Working data:
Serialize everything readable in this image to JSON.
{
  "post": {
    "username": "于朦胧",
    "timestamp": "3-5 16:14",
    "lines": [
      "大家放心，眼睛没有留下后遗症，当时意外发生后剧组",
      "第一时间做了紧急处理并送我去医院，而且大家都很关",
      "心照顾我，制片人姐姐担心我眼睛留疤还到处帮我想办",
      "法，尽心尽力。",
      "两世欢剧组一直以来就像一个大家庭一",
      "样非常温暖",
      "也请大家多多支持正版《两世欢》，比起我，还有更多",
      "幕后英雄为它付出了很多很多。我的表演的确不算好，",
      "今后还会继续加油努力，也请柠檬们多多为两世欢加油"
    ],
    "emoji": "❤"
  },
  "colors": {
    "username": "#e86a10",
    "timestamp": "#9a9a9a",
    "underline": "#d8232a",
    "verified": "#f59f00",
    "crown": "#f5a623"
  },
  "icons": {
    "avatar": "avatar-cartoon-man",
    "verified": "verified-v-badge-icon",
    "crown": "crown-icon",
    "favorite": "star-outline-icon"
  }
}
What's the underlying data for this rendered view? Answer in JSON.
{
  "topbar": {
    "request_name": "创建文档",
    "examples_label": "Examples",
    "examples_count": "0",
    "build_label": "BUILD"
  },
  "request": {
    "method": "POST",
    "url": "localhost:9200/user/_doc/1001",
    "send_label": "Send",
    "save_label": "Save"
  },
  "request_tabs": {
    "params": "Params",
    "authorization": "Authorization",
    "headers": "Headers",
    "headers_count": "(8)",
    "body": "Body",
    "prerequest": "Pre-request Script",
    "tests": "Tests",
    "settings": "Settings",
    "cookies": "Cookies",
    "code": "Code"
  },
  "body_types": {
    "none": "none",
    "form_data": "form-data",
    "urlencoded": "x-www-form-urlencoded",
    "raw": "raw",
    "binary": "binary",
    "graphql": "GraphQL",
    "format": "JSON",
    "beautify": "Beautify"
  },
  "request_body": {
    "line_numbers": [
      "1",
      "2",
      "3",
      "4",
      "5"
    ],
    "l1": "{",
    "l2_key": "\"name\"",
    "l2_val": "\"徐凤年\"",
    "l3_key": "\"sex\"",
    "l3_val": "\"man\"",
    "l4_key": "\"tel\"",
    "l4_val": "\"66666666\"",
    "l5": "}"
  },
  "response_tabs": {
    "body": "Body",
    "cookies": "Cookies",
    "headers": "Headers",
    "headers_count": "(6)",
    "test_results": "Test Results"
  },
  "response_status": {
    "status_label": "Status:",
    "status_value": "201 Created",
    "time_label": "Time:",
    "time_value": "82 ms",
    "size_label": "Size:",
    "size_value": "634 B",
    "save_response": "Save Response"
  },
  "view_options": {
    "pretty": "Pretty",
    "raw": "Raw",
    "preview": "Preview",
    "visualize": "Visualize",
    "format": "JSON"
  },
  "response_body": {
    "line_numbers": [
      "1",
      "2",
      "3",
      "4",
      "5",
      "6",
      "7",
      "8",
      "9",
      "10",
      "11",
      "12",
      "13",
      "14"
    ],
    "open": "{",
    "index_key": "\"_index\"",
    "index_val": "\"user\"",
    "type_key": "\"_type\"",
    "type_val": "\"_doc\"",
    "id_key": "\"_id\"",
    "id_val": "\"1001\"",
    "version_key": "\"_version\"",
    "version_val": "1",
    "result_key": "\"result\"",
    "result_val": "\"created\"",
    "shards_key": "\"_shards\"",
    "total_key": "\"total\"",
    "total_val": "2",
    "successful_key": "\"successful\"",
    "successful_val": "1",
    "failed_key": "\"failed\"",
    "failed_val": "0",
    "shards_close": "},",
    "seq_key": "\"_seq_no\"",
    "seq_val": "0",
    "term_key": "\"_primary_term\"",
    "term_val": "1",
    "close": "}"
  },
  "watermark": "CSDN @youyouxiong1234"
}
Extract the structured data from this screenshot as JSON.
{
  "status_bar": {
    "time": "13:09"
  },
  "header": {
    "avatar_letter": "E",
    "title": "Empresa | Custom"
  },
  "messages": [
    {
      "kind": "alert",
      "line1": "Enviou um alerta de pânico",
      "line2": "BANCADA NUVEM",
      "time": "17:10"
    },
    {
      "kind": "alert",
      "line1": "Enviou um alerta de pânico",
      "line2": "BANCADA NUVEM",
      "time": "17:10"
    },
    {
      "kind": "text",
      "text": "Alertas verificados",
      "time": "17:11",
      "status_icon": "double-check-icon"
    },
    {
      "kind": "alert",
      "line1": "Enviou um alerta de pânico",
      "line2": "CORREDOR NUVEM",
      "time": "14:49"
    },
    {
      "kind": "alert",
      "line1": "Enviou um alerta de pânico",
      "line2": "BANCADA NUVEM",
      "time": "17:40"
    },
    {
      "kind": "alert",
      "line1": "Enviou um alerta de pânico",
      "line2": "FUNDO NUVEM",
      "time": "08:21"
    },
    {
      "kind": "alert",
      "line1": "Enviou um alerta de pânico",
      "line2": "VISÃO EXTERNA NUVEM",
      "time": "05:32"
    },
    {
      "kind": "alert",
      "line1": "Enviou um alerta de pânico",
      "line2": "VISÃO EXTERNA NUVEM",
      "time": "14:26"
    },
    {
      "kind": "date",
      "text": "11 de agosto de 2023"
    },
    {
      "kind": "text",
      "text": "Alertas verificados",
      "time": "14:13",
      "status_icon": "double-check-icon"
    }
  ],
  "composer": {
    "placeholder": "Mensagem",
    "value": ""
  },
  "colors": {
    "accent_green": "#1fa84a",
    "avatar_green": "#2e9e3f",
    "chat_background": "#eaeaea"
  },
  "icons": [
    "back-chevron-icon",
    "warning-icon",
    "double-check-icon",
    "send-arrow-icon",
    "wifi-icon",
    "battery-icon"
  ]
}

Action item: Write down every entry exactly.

Solved exercise:
Serialize everything readable in this image to JSON.
{
  "post": {
    "username": "于朦胧",
    "timestamp": "3-5 16:14",
    "lines": [
      "大家放心，眼睛没有留下后遗症，当时意外发生后剧组",
      "第一时间做了紧急处理并送我去医院，而且大家都很关",
      "心照顾我，制片人姐姐担心我眼睛留疤还到处帮我想办",
      "法，尽心尽力。",
      "两世欢剧组一直以来就像一个大家庭一",
      "样非常温暖",
      "也请大家多多支持正版《两世欢》，比起我，还有更多",
      "幕后英雄为它付出了很多很多。我的表演的确不算好，",
      "今后还会继续加油努力，也请柠檬们多多为两世欢加油"
    ],
    "emoji": "❤"
  },
  "colors": {
    "username": "#e86a10",
    "timestamp": "#9a9a9a",
    "underline": "#d8232a",
    "verified": "#f59f00",
    "crown": "#f5a623"
  },
  "icons": {
    "avatar": "avatar-cartoon-man",
    "verified": "verified-v-badge-icon",
    "crown": "crown-icon",
    "favorite": "star-outline-icon"
  }
}
What's the underlying data for this rendered view? Answer in JSON.
{
  "topbar": {
    "request_name": "创建文档",
    "examples_label": "Examples",
    "examples_count": "0",
    "build_label": "BUILD"
  },
  "request": {
    "method": "POST",
    "url": "localhost:9200/user/_doc/1001",
    "send_label": "Send",
    "save_label": "Save"
  },
  "request_tabs": {
    "params": "Params",
    "authorization": "Authorization",
    "headers": "Headers",
    "headers_count": "(8)",
    "body": "Body",
    "prerequest": "Pre-request Script",
    "tests": "Tests",
    "settings": "Settings",
    "cookies": "Cookies",
    "code": "Code"
  },
  "body_types": {
    "none": "none",
    "form_data": "form-data",
    "urlencoded": "x-www-form-urlencoded",
    "raw": "raw",
    "binary": "binary",
    "graphql": "GraphQL",
    "format": "JSON",
    "beautify": "Beautify"
  },
  "request_body": {
    "line_numbers": [
      "1",
      "2",
      "3",
      "4",
      "5"
    ],
    "l1": "{",
    "l2_key": "\"name\"",
    "l2_val": "\"徐凤年\"",
    "l3_key": "\"sex\"",
    "l3_val": "\"man\"",
    "l4_key": "\"tel\"",
    "l4_val": "\"66666666\"",
    "l5": "}"
  },
  "response_tabs": {
    "body": "Body",
    "cookies": "Cookies",
    "headers": "Headers",
    "headers_count": "(6)",
    "test_results": "Test Results"
  },
  "response_status": {
    "status_label": "Status:",
    "status_value": "201 Created",
    "time_label": "Time:",
    "time_value": "82 ms",
    "size_label": "Size:",
    "size_value": "634 B",
    "save_response": "Save Response"
  },
  "view_options": {
    "pretty": "Pretty",
    "raw": "Raw",
    "preview": "Preview",
    "visualize": "Visualize",
    "format": "JSON"
  },
  "response_body": {
    "line_numbers": [
      "1",
      "2",
      "3",
      "4",
      "5",
      "6",
      "7",
      "8",
      "9",
      "10",
      "11",
      "12",
      "13",
      "14"
    ],
    "open": "{",
    "index_key": "\"_index\"",
    "index_val": "\"user\"",
    "type_key": "\"_type\"",
    "type_val": "\"_doc\"",
    "id_key": "\"_id\"",
    "id_val": "\"1001\"",
    "version_key": "\"_version\"",
    "version_val": "1",
    "result_key": "\"result\"",
    "result_val": "\"created\"",
    "shards_key": "\"_shards\"",
    "total_key": "\"total\"",
    "total_val": "2",
    "successful_key": "\"successful\"",
    "successful_val": "1",
    "failed_key": "\"failed\"",
    "failed_val": "0",
    "shards_close": "},",
    "seq_key": "\"_seq_no\"",
    "seq_val": "0",
    "term_key": "\"_primary_term\"",
    "term_val": "1",
    "close": "}"
  },
  "watermark": "CSDN @youyouxiong1234"
}
Extract the structured data from this screenshot as JSON.
{
  "status_bar": {
    "time": "13:09"
  },
  "header": {
    "avatar_letter": "E",
    "title": "Empresa | Custom"
  },
  "messages": [
    {
      "kind": "alert",
      "line1": "Enviou um alerta de pânico",
      "line2": "BANCADA NUVEM",
      "time": "17:10"
    },
    {
      "kind": "alert",
      "line1": "Enviou um alerta de pânico",
      "line2": "BANCADA NUVEM",
      "time": "17:10"
    },
    {
      "kind": "text",
      "text": "Alertas verificados",
      "time": "17:11",
      "status_icon": "double-check-icon"
    },
    {
      "kind": "alert",
      "line1": "Enviou um alerta de pânico",
      "line2": "CORREDOR NUVEM",
      "time": "14:49"
    },
    {
      "kind": "alert",
      "line1": "Enviou um alerta de pânico",
      "line2": "BANCADA NUVEM",
      "time": "17:40"
    },
    {
      "kind": "alert",
      "line1": "Enviou um alerta de pânico",
      "line2": "FUNDO NUVEM",
      "time": "08:21"
    },
    {
      "kind": "alert",
      "line1": "Enviou um alerta de pânico",
      "line2": "VISÃO EXTERNA NUVEM",
      "time": "05:32"
    },
    {
      "kind": "alert",
      "line1": "Enviou um alerta de pânico",
      "line2": "VISÃO EXTERNA NUVEM",
      "time": "14:26"
    },
    {
      "kind": "date",
      "text": "11 de agosto de 2023"
    },
    {
      "kind": "text",
      "text": "Alertas verificados",
      "time": "14:13",
      "status_icon": "double-check-icon"
    }
  ],
  "composer": {
    "placeholder": "Mensagem",
    "value": ""
  },
  "colors": {
    "accent_green": "#1fa84a",
    "avatar_green": "#2e9e3f",
    "chat_background": "#eaeaea"
  },
  "icons": [
    "back-chevron-icon",
    "warning-icon",
    "double-check-icon",
    "send-arrow-icon",
    "wifi-icon",
    "battery-icon"
  ]
}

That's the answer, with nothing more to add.